United Arab Emirates Won't Recognize Taliban

ByABC News
September 22, 2001, 2:36 PM

Sept. 22 -- President Bush continued his campaign to fight terrorism as the global isolation on Afghanistan grew today.

The United Arab Emirates cut ties with the Taliban, the Islamic militia that claims to be the ruling regime of Afghanistan. Now, only two nations, Pakistan and Saudi Arabia, recognize the Taliban as the legitimate Afghan government.

The move gave a significant boost to the U.S. diplomatic efforts to put pressure on the Taliban to hand over Osama bin Laden, whom President Bush has named the "prime suspect" in the deadly Sept. 11 hijacking attacks on America.
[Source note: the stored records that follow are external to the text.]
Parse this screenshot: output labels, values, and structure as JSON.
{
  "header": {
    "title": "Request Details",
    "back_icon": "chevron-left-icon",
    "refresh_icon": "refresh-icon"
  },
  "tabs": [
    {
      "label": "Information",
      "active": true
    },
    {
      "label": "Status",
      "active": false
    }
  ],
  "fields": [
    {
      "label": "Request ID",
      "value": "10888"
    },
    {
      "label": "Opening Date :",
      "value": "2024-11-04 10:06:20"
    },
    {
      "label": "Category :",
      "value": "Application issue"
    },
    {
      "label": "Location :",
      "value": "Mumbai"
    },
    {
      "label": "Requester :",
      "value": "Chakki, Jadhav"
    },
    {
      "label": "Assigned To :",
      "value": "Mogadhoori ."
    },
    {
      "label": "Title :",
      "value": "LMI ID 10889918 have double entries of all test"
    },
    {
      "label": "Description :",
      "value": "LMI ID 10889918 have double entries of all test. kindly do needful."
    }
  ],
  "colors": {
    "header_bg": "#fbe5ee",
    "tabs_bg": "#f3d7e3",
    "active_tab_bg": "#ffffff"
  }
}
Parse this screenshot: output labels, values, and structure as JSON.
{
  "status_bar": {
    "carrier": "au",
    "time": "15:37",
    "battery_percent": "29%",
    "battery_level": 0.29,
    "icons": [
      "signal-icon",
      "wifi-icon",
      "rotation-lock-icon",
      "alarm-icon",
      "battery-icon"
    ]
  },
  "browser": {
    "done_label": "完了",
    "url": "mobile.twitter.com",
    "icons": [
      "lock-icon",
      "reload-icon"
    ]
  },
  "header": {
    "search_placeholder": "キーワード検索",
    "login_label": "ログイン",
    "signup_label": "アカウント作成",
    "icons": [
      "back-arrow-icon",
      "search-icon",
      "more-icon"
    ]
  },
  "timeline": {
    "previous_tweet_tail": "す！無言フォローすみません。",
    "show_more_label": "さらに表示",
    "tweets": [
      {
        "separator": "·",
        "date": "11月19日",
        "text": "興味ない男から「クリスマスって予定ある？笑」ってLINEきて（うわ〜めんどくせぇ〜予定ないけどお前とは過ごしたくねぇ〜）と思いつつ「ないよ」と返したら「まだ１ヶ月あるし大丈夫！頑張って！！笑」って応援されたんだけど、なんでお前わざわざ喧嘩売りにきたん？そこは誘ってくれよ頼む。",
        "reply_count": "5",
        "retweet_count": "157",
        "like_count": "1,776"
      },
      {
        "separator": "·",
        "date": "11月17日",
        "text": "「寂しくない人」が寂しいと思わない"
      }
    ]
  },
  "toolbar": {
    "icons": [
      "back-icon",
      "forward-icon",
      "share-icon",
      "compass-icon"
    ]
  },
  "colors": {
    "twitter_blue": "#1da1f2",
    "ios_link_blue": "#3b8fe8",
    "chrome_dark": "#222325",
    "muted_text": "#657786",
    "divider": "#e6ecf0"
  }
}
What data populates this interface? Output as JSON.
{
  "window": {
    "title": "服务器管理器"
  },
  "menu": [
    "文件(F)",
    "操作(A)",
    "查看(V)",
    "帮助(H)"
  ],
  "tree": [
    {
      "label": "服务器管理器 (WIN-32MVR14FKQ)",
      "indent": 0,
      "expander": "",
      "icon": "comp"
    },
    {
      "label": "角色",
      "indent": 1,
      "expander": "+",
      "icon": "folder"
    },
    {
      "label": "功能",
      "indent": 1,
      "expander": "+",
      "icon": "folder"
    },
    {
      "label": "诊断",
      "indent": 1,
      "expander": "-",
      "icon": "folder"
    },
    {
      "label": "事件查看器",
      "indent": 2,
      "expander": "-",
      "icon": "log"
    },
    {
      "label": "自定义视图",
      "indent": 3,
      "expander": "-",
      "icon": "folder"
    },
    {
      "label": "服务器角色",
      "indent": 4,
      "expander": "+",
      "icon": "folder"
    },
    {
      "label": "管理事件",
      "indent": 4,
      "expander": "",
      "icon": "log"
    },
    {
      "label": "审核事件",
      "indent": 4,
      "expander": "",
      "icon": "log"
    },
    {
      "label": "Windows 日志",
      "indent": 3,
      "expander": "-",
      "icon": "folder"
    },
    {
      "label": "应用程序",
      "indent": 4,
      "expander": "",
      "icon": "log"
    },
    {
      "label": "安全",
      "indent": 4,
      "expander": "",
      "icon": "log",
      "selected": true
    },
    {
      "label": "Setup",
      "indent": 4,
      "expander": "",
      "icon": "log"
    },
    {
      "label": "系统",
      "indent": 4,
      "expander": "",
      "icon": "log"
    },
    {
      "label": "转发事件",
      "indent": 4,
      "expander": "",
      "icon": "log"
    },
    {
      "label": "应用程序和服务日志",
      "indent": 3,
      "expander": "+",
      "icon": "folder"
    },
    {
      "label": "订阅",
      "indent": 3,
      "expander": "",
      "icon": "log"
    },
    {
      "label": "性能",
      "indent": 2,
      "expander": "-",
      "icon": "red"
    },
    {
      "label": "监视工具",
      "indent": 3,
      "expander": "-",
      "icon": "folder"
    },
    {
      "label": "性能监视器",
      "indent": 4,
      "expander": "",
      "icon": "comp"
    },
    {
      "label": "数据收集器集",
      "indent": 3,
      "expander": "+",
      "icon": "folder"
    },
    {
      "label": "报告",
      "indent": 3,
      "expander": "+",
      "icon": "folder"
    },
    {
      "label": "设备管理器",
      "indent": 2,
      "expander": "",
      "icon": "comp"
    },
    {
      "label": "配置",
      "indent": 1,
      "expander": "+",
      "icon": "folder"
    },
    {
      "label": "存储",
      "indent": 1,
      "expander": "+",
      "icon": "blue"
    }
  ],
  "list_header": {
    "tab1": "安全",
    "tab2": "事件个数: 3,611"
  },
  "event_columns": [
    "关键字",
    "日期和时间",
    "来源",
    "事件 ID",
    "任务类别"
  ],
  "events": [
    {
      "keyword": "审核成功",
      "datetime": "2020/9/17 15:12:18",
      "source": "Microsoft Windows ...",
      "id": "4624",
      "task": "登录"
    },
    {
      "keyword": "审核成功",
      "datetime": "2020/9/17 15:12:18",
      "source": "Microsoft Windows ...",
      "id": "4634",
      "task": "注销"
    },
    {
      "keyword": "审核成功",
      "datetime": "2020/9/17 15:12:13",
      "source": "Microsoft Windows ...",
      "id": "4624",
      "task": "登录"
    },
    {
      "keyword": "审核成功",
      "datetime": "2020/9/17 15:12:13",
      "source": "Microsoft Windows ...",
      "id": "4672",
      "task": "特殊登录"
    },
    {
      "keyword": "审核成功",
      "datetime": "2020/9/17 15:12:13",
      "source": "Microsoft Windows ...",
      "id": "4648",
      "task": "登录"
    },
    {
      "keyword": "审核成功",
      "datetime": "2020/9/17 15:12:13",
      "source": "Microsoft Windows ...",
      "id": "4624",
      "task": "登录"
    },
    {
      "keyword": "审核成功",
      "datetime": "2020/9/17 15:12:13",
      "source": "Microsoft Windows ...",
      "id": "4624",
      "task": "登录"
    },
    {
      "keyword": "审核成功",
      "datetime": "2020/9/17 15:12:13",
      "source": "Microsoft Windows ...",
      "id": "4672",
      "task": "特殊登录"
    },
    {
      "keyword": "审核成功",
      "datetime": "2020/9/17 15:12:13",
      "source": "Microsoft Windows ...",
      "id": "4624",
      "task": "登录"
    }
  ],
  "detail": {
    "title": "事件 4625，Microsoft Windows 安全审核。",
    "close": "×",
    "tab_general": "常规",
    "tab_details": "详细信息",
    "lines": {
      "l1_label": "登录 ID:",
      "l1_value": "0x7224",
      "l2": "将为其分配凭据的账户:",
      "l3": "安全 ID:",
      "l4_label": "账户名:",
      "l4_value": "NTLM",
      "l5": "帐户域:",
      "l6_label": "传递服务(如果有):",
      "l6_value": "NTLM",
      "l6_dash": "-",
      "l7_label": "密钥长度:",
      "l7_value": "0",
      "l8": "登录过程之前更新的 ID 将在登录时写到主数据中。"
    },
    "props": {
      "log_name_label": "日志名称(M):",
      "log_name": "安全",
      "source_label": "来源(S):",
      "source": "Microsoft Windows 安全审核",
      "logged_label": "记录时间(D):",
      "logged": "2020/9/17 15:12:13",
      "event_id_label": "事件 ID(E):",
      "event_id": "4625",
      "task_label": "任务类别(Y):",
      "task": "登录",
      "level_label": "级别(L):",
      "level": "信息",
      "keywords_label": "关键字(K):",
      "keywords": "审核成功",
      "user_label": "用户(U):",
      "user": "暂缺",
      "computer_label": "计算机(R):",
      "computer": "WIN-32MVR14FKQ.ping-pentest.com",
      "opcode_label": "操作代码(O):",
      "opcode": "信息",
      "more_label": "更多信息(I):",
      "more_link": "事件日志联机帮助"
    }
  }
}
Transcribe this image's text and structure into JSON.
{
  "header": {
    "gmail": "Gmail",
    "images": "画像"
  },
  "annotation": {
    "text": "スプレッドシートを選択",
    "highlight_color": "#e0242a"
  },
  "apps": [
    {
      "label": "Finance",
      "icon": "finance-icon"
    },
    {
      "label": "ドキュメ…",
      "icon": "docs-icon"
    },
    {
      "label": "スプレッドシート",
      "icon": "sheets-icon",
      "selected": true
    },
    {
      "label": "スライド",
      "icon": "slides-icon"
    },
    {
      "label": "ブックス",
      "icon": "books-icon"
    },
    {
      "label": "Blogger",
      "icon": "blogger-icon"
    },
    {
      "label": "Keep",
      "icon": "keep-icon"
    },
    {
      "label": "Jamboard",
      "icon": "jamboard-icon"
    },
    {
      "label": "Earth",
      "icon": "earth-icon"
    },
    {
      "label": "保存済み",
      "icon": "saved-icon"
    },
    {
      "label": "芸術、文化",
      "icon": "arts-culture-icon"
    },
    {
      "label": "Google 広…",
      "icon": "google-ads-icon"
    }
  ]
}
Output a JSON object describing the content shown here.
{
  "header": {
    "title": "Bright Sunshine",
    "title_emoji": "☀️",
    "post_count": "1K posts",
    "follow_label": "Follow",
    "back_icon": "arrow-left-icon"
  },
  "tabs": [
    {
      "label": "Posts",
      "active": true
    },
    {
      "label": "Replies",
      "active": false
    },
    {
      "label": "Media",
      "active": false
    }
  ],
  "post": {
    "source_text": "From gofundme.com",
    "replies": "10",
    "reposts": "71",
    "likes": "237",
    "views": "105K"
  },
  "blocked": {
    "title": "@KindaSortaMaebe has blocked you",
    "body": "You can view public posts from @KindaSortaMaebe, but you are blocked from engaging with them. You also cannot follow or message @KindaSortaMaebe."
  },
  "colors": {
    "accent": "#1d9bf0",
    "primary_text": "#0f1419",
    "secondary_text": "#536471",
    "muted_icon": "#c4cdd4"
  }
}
Bush has authorized a military mobilization that could be used against Afghanistan.

"The United Arab Emirates does not believe that it is possibleto continue to maintain diplomatic relations with a government thatrefuses to respond to the clear will of the internationalcommunity," an unnamed foreign ministry official told the UAE official news agency.

In Afghanistan, where opposition forces launched heavy fighting, a Taliban official said the regime shot down an unmanned spy plane in a northern province and were trying to determine what nation it belonged to. The Afghan Islamic Press, an Afghan news agency based inIslamabad, Pakistan, first reported that it was a U.S. spy plane, then saidit wasn't sure which country it was from.

Pentagon officials declined to comment on the reports, saying their policy was not to respond to "each and every claim made by the Taliban."

Bush Meets With Top Advisers

President Bush held a national security meeting by videoconference from the presidential retreat at Camp David, Md. Joining Bush at Camp David were national security adviser Condoleeza Rice, CIA Director George Tenet and White House chief of staff Andrew Card.

Following on his Thursday speech to a joint session of Congress, where Bush proclaimed the United States would confront terrorism with force, the president used his Saturday radio address to soothe the nation's economic fears.